Back in 1997 Congress charged the NIH with the responsibility of finding out how a human child learns to read. Pretty weighty stuff, huh? Why did Congress get involved in finding out how kids learn to read? Because, my dear friends, the United States of America hit the wall and it wasn't pretty.
We as a nation fell to the bottom of the heap on the world scale of literacy. Yep, hard to believe but believe it because it is the ugly truth. One of the richest, at that point of time anyway, countries on earth with guaranteed free education for all had quickly turned into a nation of reading dunces. The Powers That Be weren't too happy about this sad state of affairs. It was embarrassing. It was dangerous. After all, how could the USA remain a global super power if its general population was illiterate?
It makes for fascinating reading: http://www.nichd.nih.gov/publications/nrp/upload/smallbook_pdf.pdf
What the NIH surprisingly found out was this: a child must be able to hear every sound within a spoken word. These sounds are called phonemes. Nursery rhymes, it turns out, are a sort of aerobic work out for the ear and brain to connect with phonemes, developing something called phonemic awareness. Without it, a child doesn't stand a chance.

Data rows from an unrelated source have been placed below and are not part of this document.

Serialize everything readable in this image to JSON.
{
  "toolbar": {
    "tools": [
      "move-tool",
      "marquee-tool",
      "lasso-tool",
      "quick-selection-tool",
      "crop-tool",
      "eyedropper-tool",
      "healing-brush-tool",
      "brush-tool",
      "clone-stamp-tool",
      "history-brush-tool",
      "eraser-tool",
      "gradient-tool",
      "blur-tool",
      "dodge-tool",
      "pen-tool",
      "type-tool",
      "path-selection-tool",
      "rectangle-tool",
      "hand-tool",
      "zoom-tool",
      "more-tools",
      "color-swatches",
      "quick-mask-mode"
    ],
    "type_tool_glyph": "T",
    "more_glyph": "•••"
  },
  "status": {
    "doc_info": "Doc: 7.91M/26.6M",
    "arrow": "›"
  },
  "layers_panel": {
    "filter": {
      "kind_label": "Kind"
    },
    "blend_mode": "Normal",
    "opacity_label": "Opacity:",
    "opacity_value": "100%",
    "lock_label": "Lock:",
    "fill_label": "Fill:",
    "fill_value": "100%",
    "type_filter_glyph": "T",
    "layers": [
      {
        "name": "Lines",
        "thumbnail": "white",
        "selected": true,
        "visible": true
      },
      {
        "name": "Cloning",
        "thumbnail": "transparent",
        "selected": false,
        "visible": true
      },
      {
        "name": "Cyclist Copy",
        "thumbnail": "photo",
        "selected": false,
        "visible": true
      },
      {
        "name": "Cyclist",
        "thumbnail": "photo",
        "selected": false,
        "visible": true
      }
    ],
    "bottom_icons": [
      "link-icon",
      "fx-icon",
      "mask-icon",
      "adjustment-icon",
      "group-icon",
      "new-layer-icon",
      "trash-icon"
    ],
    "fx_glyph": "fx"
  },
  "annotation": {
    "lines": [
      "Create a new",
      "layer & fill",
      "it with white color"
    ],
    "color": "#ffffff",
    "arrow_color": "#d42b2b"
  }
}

So start clapping. Start singing. Start reading nursery rhymes the minute they are born. Babies love the sing song sound of nursery rhymes. Mothers naturally talk to their infants in a sing song voice, no matter what the language. Get with it. Don't let Barney do all the work.
If your child is older, don't worry. There are many rhyming games to play, starting with the very basic. You say "Bat", I say "Hat". Keep going until you are blue in the face. Rhyme everything.
Clap apart words. Clapping sets up a child to hear syllables. We need to hear syllables to help us sound out new words. Get clapping. Clap the child's name. Everyone's and anything's name. Clap clap clap.
And get your child a hearing test.
If you have a child prone to ear and sinus infections, they may have missed out hearing words clearly and consistently during crucial developmental stages. It's not the end of the world. Bring your concerns to your doctor and do not take "No" for an answer. The goal is to rule out the obvious.
Speech pathologists and audiologists are specialists which deal specifically with these challenges. If you are without health insurance, check local school districts and county clinics. It is vital to get any hearing and/or speech problem fixed as soon as possible. There are also computer programs which target phonemic awareness in a game format.
#1 Nursery Rhymes. Lots and lots of nursery rhymes.
#2 Rhyming games.
#3 Clapping games.